"I said to her once, 'I think we knew each other before this earth and we'll know each other after.' It's like we're just connected," she says.
Kay says that there's no age difference between them, despite the years that separate them.
"It's not like a grandmother and granddaughter relationship. We're just two friends. We talk and have fun," says Kay.
Over the years, the two have taken in special events and theatre shows and, when Mangla moved to Toronto, Kay was the first one to call after she arrived.
"It's like she just knows when someone needs to hear from her. That's not just me, I've heard other people say that to her - you'll be having a bad day or something is going on, and you get home and there's an email from Kay," says Mangla.

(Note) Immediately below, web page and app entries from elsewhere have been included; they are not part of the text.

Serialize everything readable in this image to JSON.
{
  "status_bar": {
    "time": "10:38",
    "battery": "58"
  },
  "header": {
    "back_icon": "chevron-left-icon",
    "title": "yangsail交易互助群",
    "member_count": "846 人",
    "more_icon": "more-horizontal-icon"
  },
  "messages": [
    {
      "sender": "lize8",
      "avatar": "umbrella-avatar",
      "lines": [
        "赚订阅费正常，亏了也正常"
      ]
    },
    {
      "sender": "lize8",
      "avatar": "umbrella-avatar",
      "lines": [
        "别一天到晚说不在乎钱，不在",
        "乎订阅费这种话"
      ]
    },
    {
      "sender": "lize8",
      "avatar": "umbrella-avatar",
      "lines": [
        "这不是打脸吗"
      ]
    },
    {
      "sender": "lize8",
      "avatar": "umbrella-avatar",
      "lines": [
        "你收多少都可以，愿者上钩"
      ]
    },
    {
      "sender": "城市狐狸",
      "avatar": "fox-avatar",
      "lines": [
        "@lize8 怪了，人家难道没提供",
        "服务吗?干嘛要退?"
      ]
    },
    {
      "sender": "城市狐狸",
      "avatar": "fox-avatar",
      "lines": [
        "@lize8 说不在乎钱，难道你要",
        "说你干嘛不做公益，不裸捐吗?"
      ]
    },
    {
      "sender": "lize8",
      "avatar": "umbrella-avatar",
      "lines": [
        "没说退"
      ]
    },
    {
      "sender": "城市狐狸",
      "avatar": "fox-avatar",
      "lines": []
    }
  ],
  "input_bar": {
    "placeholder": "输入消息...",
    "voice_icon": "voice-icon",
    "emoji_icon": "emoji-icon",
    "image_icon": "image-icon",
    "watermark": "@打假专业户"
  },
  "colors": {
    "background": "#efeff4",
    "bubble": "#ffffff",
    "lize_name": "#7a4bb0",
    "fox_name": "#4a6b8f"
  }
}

Mangla says she's learned many important things from Kay, but chief among them might be to appreciate all that you have.
"Kay is one of those people who counts her blessings. Always," she says.
For Kay, counting her blessings is part of what's helped her achieve such an impressive age in good health. Kay says most of the credit for reaching 100 years goes to plain old healthy living - walking, eating well, avoiding prescription medication.
"And," she says, "make other people feel good."
And she has, according to Mangla. "Kay has left many, many, many legacies - and it's got a ripple effect," she said.
Now in her mid-20s, Mangla has spent the last several years working 10 and 12-hour days in the film industry on a variety of projects, some with the National Film Board, and creating her own award-winning short film that was screened around the world.
But after making short documentary style films of Kay, her own grandmother and others, she's turned her eye to a new venture, helping people create short films to capture the stories and lives of family members.
She decided to launch that project, Tell Your Story Productions (www.tellyourstoryproductions.ca), this week on Kay's birthday.
"It's like good luck to do it now, with all of this going on with Kay's birthday - she's always brought such good things into my life," she says.
And Mangla - along with a wide circle of friends, family and fellow church members - have brought good things to Kay.
"I wouldn't change a thing, I really wouldn't - not a thing," says Kay, with a smile. "I've had a wonderful life. I've been blessed."
To see Mangla's short video of Kay, see http: //vimeo.com/8377877.